Can you pull out each line of the data below that includes the word "this"?

== EXTRACTED RECORDS ==

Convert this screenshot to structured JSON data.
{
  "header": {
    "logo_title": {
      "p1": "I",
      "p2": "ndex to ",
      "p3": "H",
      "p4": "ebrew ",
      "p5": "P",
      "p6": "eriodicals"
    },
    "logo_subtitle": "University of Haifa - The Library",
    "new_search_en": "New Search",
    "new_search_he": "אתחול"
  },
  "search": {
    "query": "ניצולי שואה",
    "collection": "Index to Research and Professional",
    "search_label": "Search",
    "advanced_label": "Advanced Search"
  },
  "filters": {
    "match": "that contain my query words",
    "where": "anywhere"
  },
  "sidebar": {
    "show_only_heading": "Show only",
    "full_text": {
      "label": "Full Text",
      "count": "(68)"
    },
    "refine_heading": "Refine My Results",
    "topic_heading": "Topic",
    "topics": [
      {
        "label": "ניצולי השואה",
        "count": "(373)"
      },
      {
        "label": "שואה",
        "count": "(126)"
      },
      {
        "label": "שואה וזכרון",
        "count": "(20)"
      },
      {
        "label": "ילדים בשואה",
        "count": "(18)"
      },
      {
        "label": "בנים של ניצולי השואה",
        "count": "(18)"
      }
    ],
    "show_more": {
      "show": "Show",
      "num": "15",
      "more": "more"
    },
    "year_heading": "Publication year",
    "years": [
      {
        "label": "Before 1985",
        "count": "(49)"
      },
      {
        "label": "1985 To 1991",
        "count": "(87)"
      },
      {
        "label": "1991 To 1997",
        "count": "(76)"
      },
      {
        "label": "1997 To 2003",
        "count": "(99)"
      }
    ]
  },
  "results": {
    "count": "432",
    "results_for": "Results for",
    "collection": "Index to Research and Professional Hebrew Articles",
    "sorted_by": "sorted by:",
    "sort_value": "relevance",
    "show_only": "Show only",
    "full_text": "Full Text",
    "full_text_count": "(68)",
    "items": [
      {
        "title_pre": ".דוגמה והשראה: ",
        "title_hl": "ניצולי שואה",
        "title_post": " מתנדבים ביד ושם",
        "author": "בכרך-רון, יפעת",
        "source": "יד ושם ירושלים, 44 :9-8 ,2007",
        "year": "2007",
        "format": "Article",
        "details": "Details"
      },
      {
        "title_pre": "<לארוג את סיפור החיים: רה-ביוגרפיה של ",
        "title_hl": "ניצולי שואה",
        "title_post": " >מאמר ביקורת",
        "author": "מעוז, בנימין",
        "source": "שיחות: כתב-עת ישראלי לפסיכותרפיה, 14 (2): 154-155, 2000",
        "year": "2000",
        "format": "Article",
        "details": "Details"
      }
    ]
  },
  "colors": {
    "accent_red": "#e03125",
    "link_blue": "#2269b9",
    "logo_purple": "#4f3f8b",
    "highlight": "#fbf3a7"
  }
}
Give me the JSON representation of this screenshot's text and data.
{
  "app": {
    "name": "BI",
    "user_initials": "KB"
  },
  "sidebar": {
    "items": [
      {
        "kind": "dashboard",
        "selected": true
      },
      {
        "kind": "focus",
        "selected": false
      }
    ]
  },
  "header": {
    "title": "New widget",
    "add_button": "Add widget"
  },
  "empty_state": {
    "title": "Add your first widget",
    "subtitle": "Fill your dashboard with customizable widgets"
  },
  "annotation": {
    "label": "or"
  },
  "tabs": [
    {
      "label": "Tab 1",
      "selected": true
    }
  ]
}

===
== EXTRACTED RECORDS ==

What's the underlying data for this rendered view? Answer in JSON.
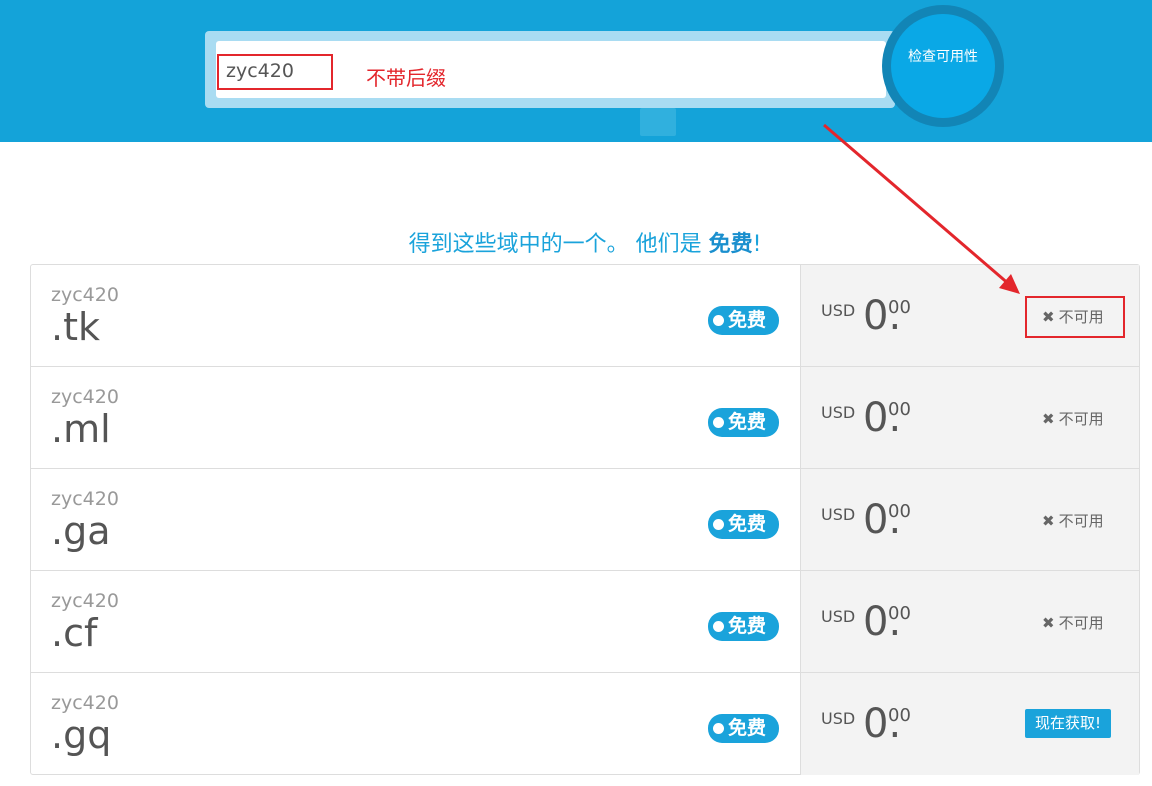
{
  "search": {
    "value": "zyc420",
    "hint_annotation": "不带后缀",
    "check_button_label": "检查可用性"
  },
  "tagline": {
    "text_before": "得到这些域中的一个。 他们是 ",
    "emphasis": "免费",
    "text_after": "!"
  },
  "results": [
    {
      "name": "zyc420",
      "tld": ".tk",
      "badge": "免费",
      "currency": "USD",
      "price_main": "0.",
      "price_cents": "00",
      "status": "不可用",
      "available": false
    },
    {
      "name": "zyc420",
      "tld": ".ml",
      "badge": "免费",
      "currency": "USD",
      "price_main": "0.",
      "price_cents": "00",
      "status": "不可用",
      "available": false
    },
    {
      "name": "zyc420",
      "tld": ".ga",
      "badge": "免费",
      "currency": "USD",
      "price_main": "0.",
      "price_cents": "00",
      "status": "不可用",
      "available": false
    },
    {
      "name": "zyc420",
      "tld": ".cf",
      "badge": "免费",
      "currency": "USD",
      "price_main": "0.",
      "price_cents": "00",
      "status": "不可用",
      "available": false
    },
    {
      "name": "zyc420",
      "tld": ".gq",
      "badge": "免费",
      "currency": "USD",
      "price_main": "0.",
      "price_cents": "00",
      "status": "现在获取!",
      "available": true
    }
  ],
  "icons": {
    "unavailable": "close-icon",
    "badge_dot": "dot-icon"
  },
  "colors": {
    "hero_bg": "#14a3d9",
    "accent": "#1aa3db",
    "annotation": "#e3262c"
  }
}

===

EXERCISE OUTPUT:
Convert this screenshot to structured JSON data.
Give me the JSON representation of this screenshot's text and data.
What's the underlying data for this rendered view? Answer in JSON.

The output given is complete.